Goal of the exercise >>
Read through the records below and copy each line that uses the word "language".

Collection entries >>
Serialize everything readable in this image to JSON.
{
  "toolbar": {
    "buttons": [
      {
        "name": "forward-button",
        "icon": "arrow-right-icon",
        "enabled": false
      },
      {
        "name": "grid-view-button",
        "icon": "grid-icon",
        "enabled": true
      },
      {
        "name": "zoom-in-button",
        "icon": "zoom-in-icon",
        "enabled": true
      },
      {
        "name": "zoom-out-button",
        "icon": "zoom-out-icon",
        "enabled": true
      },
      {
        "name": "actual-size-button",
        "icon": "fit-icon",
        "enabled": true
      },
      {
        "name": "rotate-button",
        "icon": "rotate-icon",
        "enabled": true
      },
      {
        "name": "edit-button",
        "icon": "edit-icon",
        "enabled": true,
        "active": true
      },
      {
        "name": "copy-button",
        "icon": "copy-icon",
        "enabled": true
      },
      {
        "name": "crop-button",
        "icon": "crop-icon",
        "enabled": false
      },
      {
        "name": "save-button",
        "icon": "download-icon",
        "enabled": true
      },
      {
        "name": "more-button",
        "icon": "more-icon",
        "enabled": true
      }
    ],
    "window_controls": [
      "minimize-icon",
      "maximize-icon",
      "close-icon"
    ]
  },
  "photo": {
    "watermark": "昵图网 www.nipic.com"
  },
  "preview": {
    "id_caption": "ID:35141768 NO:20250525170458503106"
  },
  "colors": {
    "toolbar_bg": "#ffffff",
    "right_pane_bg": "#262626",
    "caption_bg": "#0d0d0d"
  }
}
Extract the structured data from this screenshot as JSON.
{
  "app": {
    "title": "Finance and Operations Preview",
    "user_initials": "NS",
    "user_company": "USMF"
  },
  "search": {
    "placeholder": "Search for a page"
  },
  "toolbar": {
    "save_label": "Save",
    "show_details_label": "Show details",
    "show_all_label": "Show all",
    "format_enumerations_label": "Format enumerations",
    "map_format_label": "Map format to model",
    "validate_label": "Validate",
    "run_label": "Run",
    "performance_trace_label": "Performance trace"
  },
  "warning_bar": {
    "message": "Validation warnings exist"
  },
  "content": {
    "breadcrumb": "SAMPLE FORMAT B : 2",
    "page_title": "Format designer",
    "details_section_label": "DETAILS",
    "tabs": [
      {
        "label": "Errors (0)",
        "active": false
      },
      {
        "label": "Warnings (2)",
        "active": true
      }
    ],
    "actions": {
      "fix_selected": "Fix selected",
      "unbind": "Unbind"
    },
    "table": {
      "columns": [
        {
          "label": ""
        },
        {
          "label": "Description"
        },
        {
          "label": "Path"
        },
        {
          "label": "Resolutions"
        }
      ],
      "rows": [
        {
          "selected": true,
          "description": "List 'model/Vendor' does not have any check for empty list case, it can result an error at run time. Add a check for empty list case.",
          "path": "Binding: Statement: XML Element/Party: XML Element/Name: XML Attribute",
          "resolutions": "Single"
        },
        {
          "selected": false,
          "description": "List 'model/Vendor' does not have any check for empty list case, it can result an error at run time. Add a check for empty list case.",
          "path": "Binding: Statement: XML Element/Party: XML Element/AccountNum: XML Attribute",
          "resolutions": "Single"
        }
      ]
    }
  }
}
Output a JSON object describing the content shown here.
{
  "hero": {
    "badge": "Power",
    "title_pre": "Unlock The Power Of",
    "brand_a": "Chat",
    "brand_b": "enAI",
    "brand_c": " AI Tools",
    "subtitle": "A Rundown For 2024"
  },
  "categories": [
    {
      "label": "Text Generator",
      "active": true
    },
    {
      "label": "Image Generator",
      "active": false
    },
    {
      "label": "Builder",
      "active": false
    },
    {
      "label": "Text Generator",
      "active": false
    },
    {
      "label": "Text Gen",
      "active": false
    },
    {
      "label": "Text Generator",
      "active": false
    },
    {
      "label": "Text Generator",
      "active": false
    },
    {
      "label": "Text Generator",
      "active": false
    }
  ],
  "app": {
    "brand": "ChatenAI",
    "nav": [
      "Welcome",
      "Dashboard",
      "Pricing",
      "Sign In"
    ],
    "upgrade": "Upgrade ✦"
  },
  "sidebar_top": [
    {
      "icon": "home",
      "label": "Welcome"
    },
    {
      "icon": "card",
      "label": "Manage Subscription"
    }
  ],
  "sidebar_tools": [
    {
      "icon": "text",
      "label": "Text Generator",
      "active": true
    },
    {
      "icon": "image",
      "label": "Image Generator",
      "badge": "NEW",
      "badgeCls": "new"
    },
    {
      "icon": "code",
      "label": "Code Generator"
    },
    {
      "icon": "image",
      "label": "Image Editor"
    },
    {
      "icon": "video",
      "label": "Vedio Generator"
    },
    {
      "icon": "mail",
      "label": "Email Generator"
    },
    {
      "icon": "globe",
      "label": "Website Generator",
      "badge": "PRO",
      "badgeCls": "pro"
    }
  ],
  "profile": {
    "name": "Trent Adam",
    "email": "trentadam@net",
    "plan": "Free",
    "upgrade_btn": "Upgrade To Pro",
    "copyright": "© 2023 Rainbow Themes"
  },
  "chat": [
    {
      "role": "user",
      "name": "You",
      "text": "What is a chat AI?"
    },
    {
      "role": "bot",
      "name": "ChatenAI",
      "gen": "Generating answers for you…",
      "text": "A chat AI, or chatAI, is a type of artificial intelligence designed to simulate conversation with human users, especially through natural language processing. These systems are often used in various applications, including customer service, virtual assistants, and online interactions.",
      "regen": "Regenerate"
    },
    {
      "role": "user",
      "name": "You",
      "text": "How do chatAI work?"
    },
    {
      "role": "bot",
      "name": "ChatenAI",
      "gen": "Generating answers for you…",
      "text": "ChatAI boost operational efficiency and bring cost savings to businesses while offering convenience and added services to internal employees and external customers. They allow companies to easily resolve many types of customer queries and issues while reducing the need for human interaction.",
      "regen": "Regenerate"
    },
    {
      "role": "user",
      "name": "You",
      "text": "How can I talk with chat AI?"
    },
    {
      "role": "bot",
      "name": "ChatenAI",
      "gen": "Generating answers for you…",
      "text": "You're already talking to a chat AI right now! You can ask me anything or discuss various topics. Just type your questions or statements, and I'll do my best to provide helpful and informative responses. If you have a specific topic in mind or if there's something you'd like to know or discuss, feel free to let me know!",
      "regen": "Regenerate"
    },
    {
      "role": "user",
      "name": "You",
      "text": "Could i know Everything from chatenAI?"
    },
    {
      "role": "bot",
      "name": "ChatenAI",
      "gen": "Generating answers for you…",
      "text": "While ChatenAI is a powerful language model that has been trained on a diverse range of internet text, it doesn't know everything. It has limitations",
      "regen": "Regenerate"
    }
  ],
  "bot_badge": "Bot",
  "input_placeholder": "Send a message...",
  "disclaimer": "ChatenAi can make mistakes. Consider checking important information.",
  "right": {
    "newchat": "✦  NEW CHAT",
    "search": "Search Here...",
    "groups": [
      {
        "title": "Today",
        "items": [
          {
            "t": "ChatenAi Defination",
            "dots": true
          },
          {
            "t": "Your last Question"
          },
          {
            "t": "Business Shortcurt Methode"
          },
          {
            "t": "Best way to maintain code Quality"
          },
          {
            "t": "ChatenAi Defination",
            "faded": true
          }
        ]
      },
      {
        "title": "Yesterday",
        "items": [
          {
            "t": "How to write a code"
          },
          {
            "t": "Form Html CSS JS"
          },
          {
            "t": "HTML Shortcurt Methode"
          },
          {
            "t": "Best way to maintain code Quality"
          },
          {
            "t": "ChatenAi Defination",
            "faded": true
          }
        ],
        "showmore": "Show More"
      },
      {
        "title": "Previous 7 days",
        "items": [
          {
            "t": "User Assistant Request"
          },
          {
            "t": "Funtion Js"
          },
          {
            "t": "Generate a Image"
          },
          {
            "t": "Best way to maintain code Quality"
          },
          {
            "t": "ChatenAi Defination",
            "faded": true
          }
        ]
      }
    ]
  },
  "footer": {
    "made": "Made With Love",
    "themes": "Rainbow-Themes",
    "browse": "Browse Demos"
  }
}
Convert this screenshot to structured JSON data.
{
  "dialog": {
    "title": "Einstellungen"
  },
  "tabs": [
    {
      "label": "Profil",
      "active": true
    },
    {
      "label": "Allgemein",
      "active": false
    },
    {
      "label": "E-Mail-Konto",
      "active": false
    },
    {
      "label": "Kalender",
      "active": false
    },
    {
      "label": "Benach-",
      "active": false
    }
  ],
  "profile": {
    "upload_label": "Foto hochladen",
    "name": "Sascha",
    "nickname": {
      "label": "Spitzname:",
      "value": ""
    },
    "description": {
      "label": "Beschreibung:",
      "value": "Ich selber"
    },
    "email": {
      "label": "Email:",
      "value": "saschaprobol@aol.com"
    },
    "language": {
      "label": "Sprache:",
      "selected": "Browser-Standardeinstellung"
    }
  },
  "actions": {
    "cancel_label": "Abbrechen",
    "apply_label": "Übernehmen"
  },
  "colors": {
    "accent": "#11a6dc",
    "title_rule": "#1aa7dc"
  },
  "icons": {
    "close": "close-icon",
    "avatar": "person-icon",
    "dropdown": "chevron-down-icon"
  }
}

Written solution >>
      "text": "A chat AI, or chatAI, is a type of artificial intelligence designed to simulate conversation with human users, especially through natural language processing. These systems are often used in various applications, including customer service, virtual assistants, and online interactions.",
      "text": "While ChatenAI is a powerful language model that has been trained on a diverse range of internet text, it doesn't know everything. It has limitations",
    "language": {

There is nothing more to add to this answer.